After a recent spate of international cyber-attacks--many of which are believed to have originated in China--the government plans to promote a cyber-attack defence network with 10 member countries of the Association of Southeast Asian Nations, according to sources.
The move comes amid a series of cyber-attacks against websites of government offices and corporations in many countries.
Under the system, the government intends to share information about cyber-attack patterns and technology to defend against the attacks.
It also plans to carry out exercises to verify the effectiveness of the system within the current fiscal year.
The 10 countries, including Thailand and Indonesia, agreed to establish the network because many of the recent attacks are believed to have come from China, observers said.
Details will be discussed at international working-level consultations on information security to be held in Tokyo on Wednesday and Thursday, according to sources.
In particular, the government plans to construct a system that will facilitate contact between officials in charge of cyber-attacks in each country so they can share information about attacks.
The system also would make it possible for the countries to take joint countermeasures when one of them is attacked.
Preparations in ASEAN countries to counter cyber-attacks have not kept up with the increased use of computers in government offices and corporations that comes with economic development.

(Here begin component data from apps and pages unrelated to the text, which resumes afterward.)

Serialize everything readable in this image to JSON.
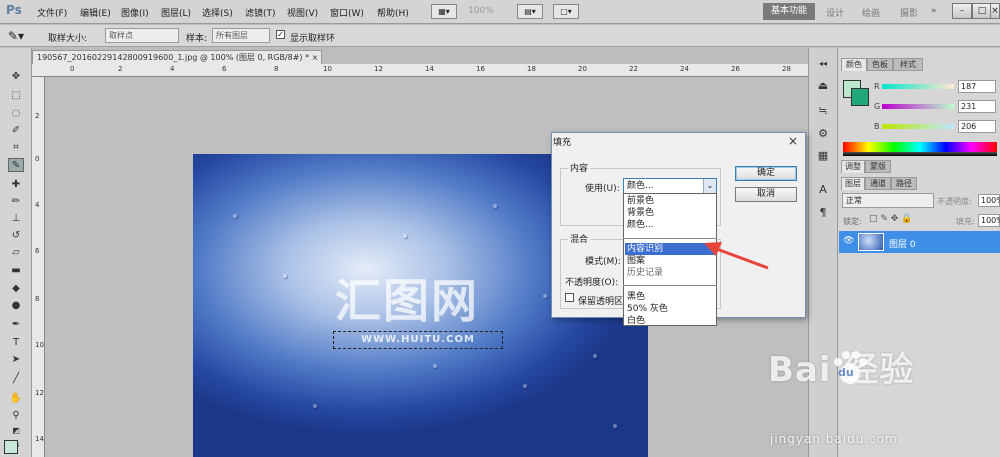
{
  "app": {
    "logo": "Ps"
  },
  "menubar": {
    "items": [
      "文件(F)",
      "编辑(E)",
      "图像(I)",
      "图层(L)",
      "选择(S)",
      "滤镜(T)",
      "视图(V)",
      "窗口(W)",
      "帮助(H)"
    ],
    "zoom": "100%",
    "workspaces": {
      "active": "基本功能",
      "design": "设计",
      "painting": "绘画",
      "photo": "摄影"
    },
    "window_buttons": [
      "–",
      "□",
      "×"
    ]
  },
  "options_bar": {
    "sample_size_label": "取样大小:",
    "sample_size_value": "取样点",
    "sample_label": "样本:",
    "sample_value": "所有图层",
    "show_ring_label": "显示取样环",
    "show_ring_checked": true
  },
  "document": {
    "tab_title": "190567_20160229142800919600_1.jpg @ 100% (图层 0, RGB/8#) * ×",
    "ruler_top": [
      "0",
      "2",
      "4",
      "6",
      "8",
      "10",
      "12",
      "14",
      "16",
      "18",
      "20",
      "22",
      "24",
      "26",
      "28"
    ],
    "ruler_left": [
      "0",
      "2",
      "4",
      "6",
      "8",
      "10",
      "12",
      "14"
    ],
    "watermark_logo": "汇图网",
    "watermark_url": "WWW.HUITU.COM"
  },
  "panels": {
    "color_tabs": [
      "颜色",
      "色板",
      "样式"
    ],
    "rgb": {
      "r_label": "R",
      "r_value": "187",
      "g_label": "G",
      "g_value": "231",
      "b_label": "B",
      "b_value": "206"
    },
    "adjust_tabs": [
      "调整",
      "蒙版"
    ],
    "layer_tabs": [
      "图层",
      "通道",
      "路径"
    ],
    "blend_mode": "正常",
    "opacity_label": "不透明度:",
    "opacity_value": "100%",
    "lock_label": "锁定:",
    "fill_label": "填充:",
    "fill_value": "100%",
    "layer_name": "图层 0"
  },
  "fill_dialog": {
    "title": "填充",
    "close": "×",
    "content_group": "内容",
    "use_label": "使用(U):",
    "use_value": "颜色...",
    "ok": "确定",
    "cancel": "取消",
    "blend_group": "混合",
    "mode_label": "模式(M):",
    "opacity_label": "不透明度(O):",
    "preserve_label": "保留透明区",
    "dropdown_options": [
      "前景色",
      "背景色",
      "颜色...",
      "内容识别",
      "图案",
      "历史记录",
      "黑色",
      "50% 灰色",
      "白色"
    ],
    "selected_option": "内容识别"
  },
  "watermark": {
    "brand": "Bai  经验",
    "paw": "du",
    "url": "jingyan.baidu.com"
  },
  "colors": {
    "accent_selection": "#3b6ecf",
    "layer_highlight": "#3f8ee8",
    "foreground_swatch": "#bbe7ce",
    "arrow": "#e8463c"
  }
}
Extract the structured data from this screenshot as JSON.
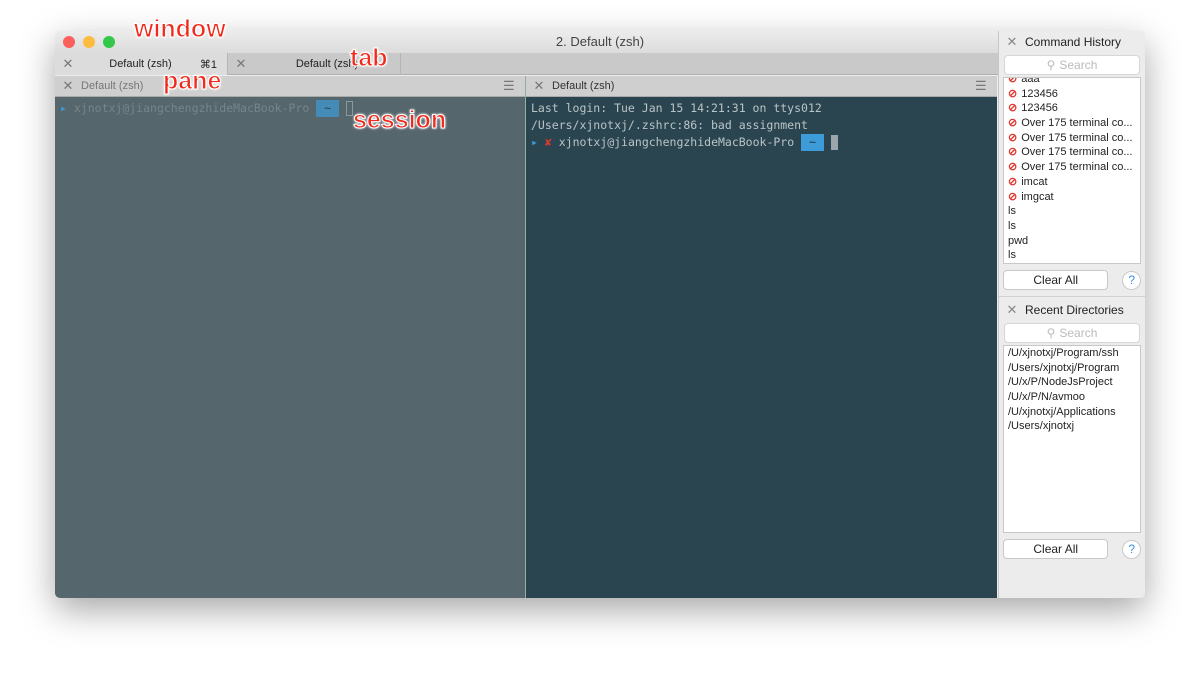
{
  "window": {
    "title": "2. Default (zsh)",
    "traffic_colors": [
      "#fc605c",
      "#fdbc40",
      "#34c84a"
    ]
  },
  "tabs": [
    {
      "label": "Default (zsh)",
      "shortcut": "⌘1",
      "active": true
    },
    {
      "label": "Default (zsh)",
      "active": false
    }
  ],
  "panes": [
    {
      "title": "Default (zsh)",
      "lines": [],
      "prompt": "xjnotxj@jiangchengzhideMacBook-Pro",
      "dir": "~",
      "bg": "#56666d"
    },
    {
      "title": "Default (zsh)",
      "lines": [
        "Last login: Tue Jan 15 14:21:31 on ttys012",
        "/Users/xjnotxj/.zshrc:86: bad assignment"
      ],
      "status": "✘",
      "prompt": "xjnotxj@jiangchengzhideMacBook-Pro",
      "dir": "~",
      "bg": "#2b4550"
    }
  ],
  "command_history": {
    "title": "Command History",
    "search_placeholder": "Search",
    "items": [
      {
        "text": "aaa",
        "failed": true
      },
      {
        "text": "123456",
        "failed": true
      },
      {
        "text": "123456",
        "failed": true
      },
      {
        "text": "Over 175 terminal co...",
        "failed": true
      },
      {
        "text": "Over 175 terminal co...",
        "failed": true
      },
      {
        "text": "Over 175 terminal co...",
        "failed": true
      },
      {
        "text": "Over 175 terminal co...",
        "failed": true
      },
      {
        "text": "imcat",
        "failed": true
      },
      {
        "text": "imgcat",
        "failed": true
      },
      {
        "text": "ls",
        "failed": false
      },
      {
        "text": "ls",
        "failed": false
      },
      {
        "text": "pwd",
        "failed": false
      },
      {
        "text": "ls",
        "failed": false
      }
    ],
    "clear_label": "Clear All",
    "help": "?"
  },
  "recent_directories": {
    "title": "Recent Directories",
    "search_placeholder": "Search",
    "items": [
      "/U/xjnotxj/Program/ssh",
      "/Users/xjnotxj/Program",
      "/U/x/P/NodeJsProject",
      "/U/x/P/N/avmoo",
      "/U/xjnotxj/Applications",
      "/Users/xjnotxj"
    ],
    "clear_label": "Clear All",
    "help": "?"
  },
  "annotations": {
    "window": "window",
    "tab": "tab",
    "pane": "pane",
    "session": "session"
  }
}
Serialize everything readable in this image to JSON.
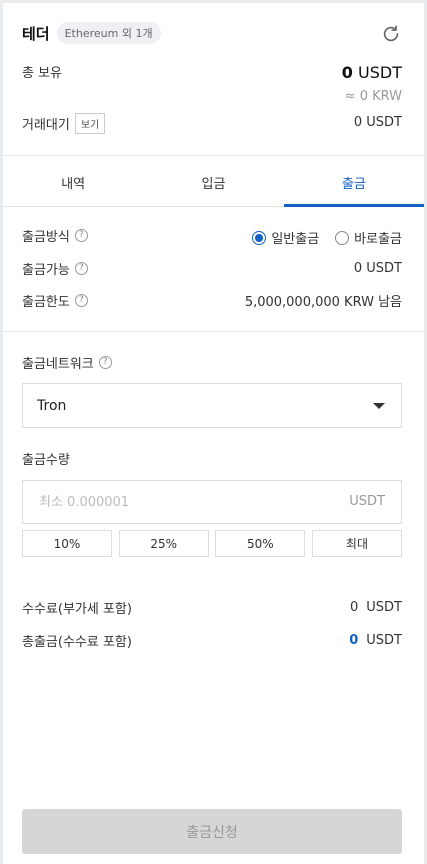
{
  "header": {
    "coin_name": "테더",
    "network_chip": "Ethereum 외 1개"
  },
  "balance": {
    "total_label": "총 보유",
    "total_value": "0",
    "total_unit": "USDT",
    "krw_value": "≈ 0 KRW",
    "pending_label": "거래대기",
    "view_label": "보기",
    "pending_value": "0 USDT"
  },
  "tabs": [
    {
      "label": "내역"
    },
    {
      "label": "입금"
    },
    {
      "label": "출금"
    }
  ],
  "withdraw": {
    "method_label": "출금방식",
    "method_options": [
      "일반출금",
      "바로출금"
    ],
    "available_label": "출금가능",
    "available_value": "0 USDT",
    "limit_label": "출금한도",
    "limit_value": "5,000,000,000 KRW 남음",
    "network_label": "출금네트워크",
    "network_selected": "Tron",
    "amount_label": "출금수량",
    "amount_placeholder": "최소 0.000001",
    "amount_unit": "USDT",
    "percent_buttons": [
      "10%",
      "25%",
      "50%",
      "최대"
    ],
    "fee_label": "수수료(부가세 포함)",
    "fee_value": "0",
    "fee_unit": "USDT",
    "total_label": "총출금(수수료 포함)",
    "total_value": "0",
    "total_unit": "USDT",
    "submit_label": "출금신청"
  },
  "colors": {
    "accent": "#1261c4",
    "disabled_button": "#d5d6d8"
  }
}
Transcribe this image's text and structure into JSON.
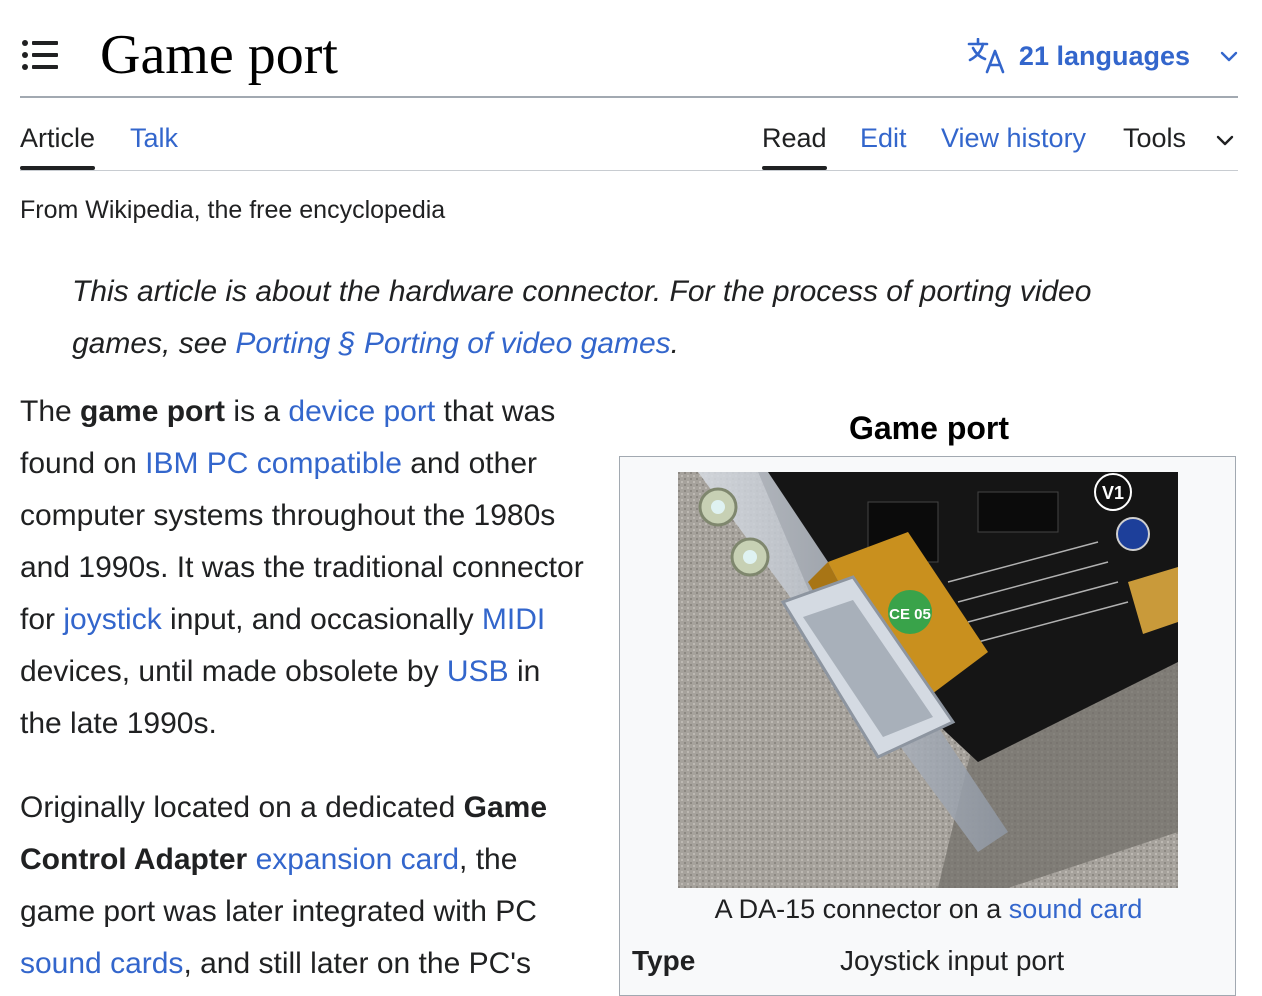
{
  "header": {
    "title": "Game port",
    "languages_label": "21 languages"
  },
  "tabs": {
    "article": "Article",
    "talk": "Talk",
    "read": "Read",
    "edit": "Edit",
    "view_history": "View history",
    "tools": "Tools"
  },
  "tagline": "From Wikipedia, the free encyclopedia",
  "hatnote": {
    "text": "This article is about the hardware connector. For the process of porting video games, see ",
    "link": "Porting § Porting of video games",
    "end": "."
  },
  "paragraph1": {
    "t1": "The ",
    "b1": "game port",
    "t2": " is a ",
    "l1": "device port",
    "t3": " that was found on ",
    "l2": "IBM PC compatible",
    "t4": " and other computer systems throughout the 1980s and 1990s. It was the traditional connector for ",
    "l3": "joystick",
    "t5": " input, and occasionally ",
    "l4": "MIDI",
    "t6": " devices, until made obsolete by ",
    "l5": "USB",
    "t7": " in the late 1990s."
  },
  "paragraph2": {
    "t1": "Originally located on a dedicated ",
    "b1": "Game Control Adapter",
    "t2": " ",
    "l1": "expansion card",
    "t3": ", the game port was later integrated with PC ",
    "l2": "sound cards",
    "t4": ", and still later on the PC's"
  },
  "infobox": {
    "title": "Game port",
    "image_label": "V1",
    "image_badge": "CE 05",
    "caption_text": "A DA-15 connector on a ",
    "caption_link": "sound card",
    "row_label": "Type",
    "row_value": "Joystick input port"
  },
  "colors": {
    "link": "#3366cc",
    "text": "#202122",
    "rule": "#a2a9b1",
    "infobox_bg": "#f8f9fa"
  },
  "icons": {
    "toc": "list-icon",
    "language": "translate-icon",
    "chevron": "chevron-down-icon"
  }
}
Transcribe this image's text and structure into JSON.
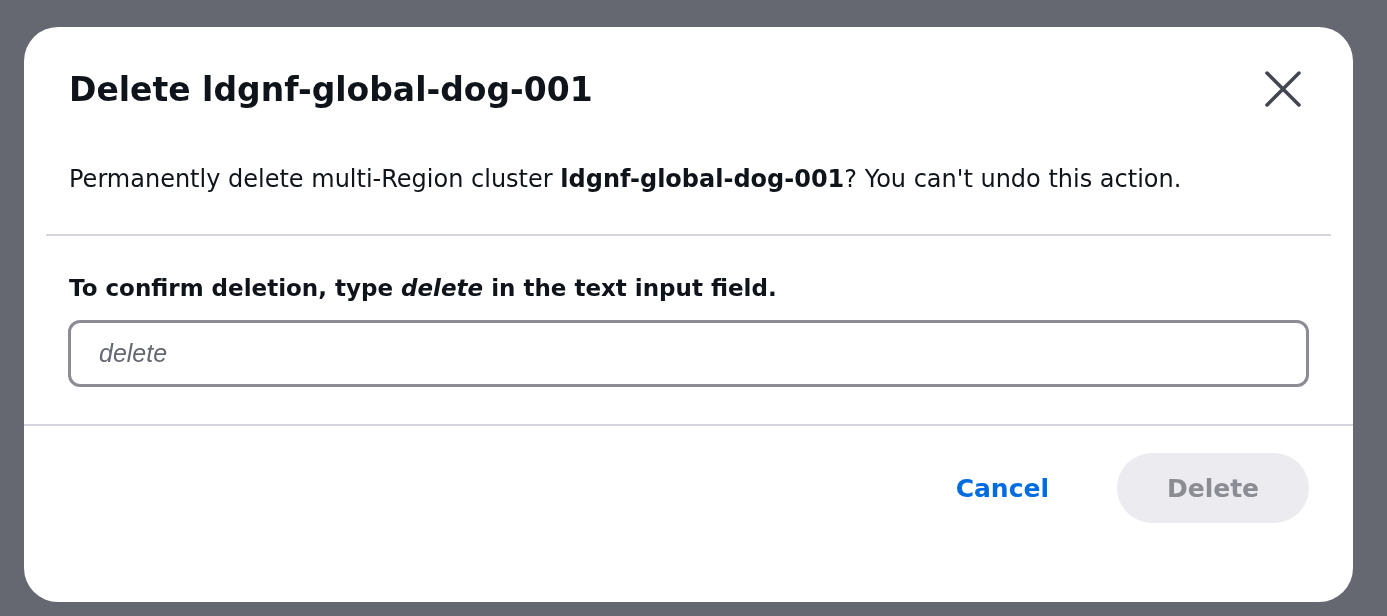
{
  "dialog": {
    "title": "Delete ldgnf-global-dog-001",
    "message": "Permanently delete multi-Region cluster **ldgnf-global-dog-001**? You can't undo this action.",
    "confirm_label": "To confirm deletion, type *delete* in the text input field.",
    "input": {
      "placeholder": "delete"
    },
    "buttons": [
      {
        "kind": "link",
        "label": "Cancel",
        "disabled": false
      },
      {
        "kind": "primary",
        "label": "Delete",
        "disabled": true
      }
    ]
  }
}
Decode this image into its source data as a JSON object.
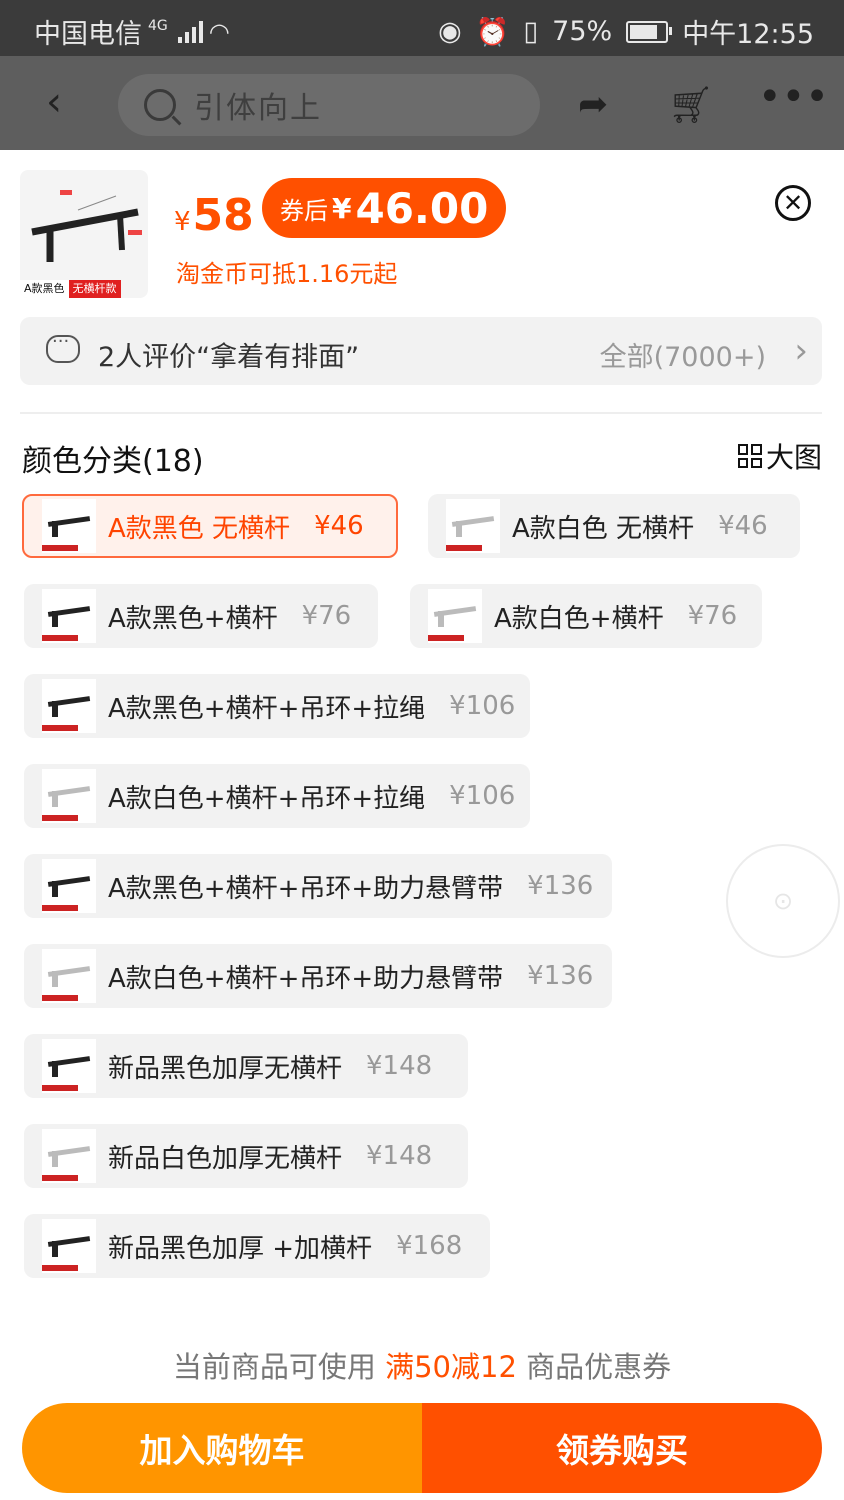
{
  "status": {
    "carrier": "中国电信",
    "network": "4G",
    "battery": "75%",
    "time": "中午12:55"
  },
  "header": {
    "search_text": "引体向上"
  },
  "product": {
    "thumb_tag": "A款黑色",
    "thumb_tag2": "无横杆款",
    "price_symbol": "¥",
    "price": "58",
    "coupon_label": "券后",
    "coupon_symbol": "¥",
    "coupon_price": "46.00",
    "coins": "淘金币可抵1.16元起"
  },
  "review": {
    "text": "2人评价“拿着有排面”",
    "all": "全部(7000+)"
  },
  "section": {
    "title": "颜色分类(18)",
    "big_pic": "大图"
  },
  "options": [
    {
      "name": "A款黑色 无横杆",
      "price": "¥46",
      "selected": true,
      "color": "black"
    },
    {
      "name": "A款白色 无横杆",
      "price": "¥46",
      "color": "white"
    },
    {
      "name": "A款黑色+横杆",
      "price": "¥76",
      "color": "black"
    },
    {
      "name": "A款白色+横杆",
      "price": "¥76",
      "color": "white"
    },
    {
      "name": "A款黑色+横杆+吊环+拉绳",
      "price": "¥106",
      "color": "black"
    },
    {
      "name": "A款白色+横杆+吊环+拉绳",
      "price": "¥106",
      "color": "white"
    },
    {
      "name": "A款黑色+横杆+吊环+助力悬臂带",
      "price": "¥136",
      "color": "black"
    },
    {
      "name": "A款白色+横杆+吊环+助力悬臂带",
      "price": "¥136",
      "color": "white"
    },
    {
      "name": "新品黑色加厚无横杆",
      "price": "¥148",
      "color": "black"
    },
    {
      "name": "新品白色加厚无横杆",
      "price": "¥148",
      "color": "white"
    },
    {
      "name": "新品黑色加厚 +加横杆",
      "price": "¥168",
      "color": "black"
    }
  ],
  "footer": {
    "note_prefix": "当前商品可使用",
    "note_highlight": "满50减12",
    "note_suffix": "商品优惠券",
    "add_cart": "加入购物车",
    "buy": "领券购买"
  },
  "colors": {
    "accent": "#ff5000",
    "cart_button": "#ff9500"
  }
}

Under the circumstances, ASEAN countries often come under cyber-attack, and in some cases appear to be the source because the attacks are routed through Internet servers in the countries to hide their source, according to observers.